Washington, D.C. – On Monday, September 26, Congressman Jerry McNerney (CA-09), who serves on both the House Energy and Commerce Subcommittee on Communications and Technology and the Veterans Affairs Subcommittee on Economic Opportunity, introduced legislation to increase broadband internet access for veterans. The Improving Broadband Access for Veterans Act of 2016 (H.R. 6165) directs the Federal Communications Commission (FCC) to initiate a Notice of Inquiry examining veterans’ current access to broadband internet service and what can be done to increase access, with a focus on low-income veterans and veterans residing in rural areas.

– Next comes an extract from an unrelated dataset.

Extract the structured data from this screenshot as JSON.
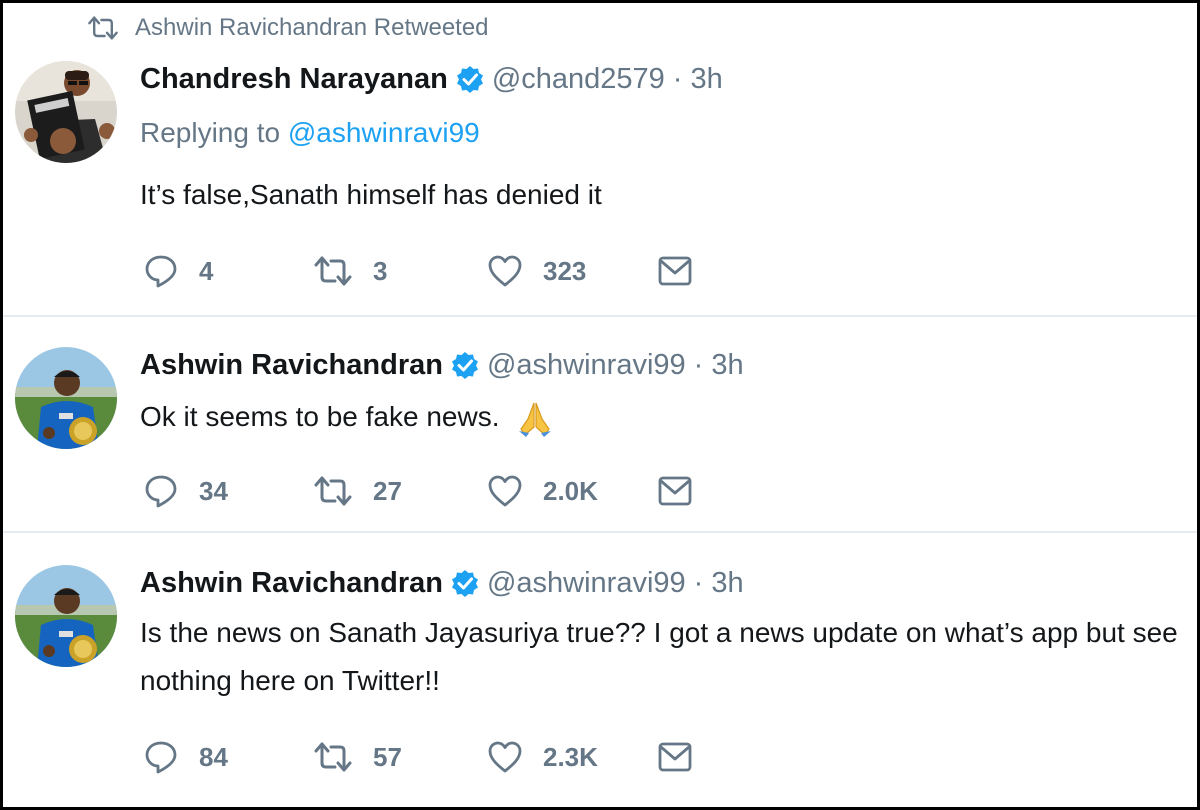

“Broadband access is critical for the more than 20 million veterans living across the nation, with the highest population in California. Broadband access enables veterans to more easily apply for jobs and obtain necessary vocational training, connect with family and friends, get important information about their benefits and military records, and access health care services. Veterans, who fight tirelessly to protect our country, face many challenges when they return home. Not having internet access makes what is already an incredibly difficult transition process even harder,” said Rep. McNerney.

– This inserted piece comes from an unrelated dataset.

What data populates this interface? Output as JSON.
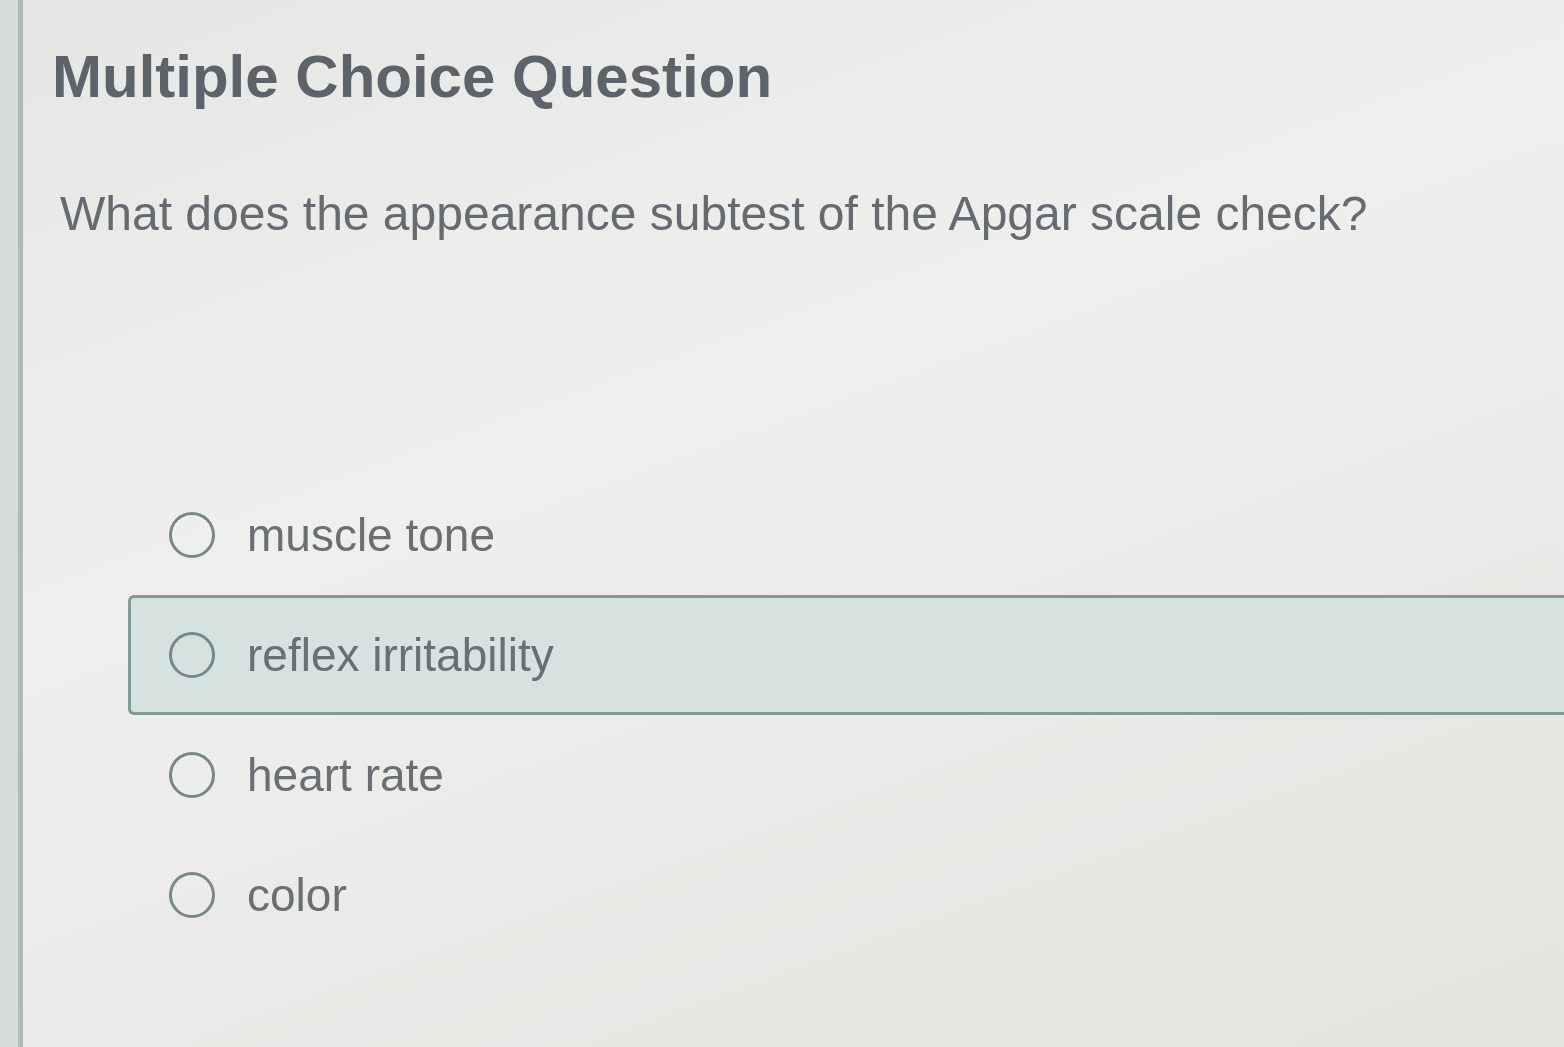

Veterans living below the federal poverty level or in rural areas are less likely to have broadband access. According to the Pew Research Center, less than half of Americans living below the federal poverty level have broadband internet access at home. Analysis by the National Telecommunications and Information Administration at the U.S. Department of Commerce further finds that internet adoption in rural areas is lower than in urban areas.
“It is critical that we find ways to ensure that the more than 1.4 million veterans living below the federal poverty level and the 5.3 million veterans residing in rural communities have broadband access,” said Rep. McNerney. “By directing the FCC to examine current broadband access for veterans and what can be done to increase it, the Improving Broadband Access for Veterans Act will pave the way for getting more veterans online. By further directing the FCC to focus on veterans residing below the federal poverty line and in rural areas, my bill will help make sure these veterans are not left behind.”
Congressman Jerry McNerney represents California’s 9th Congressional District which includes portions of Contra Costa, San Joaquin, and Sacramento Counties. For more information on Rep. McNerney’s work, follow him on Facebook and on Twitter @RepMcNerney.Read More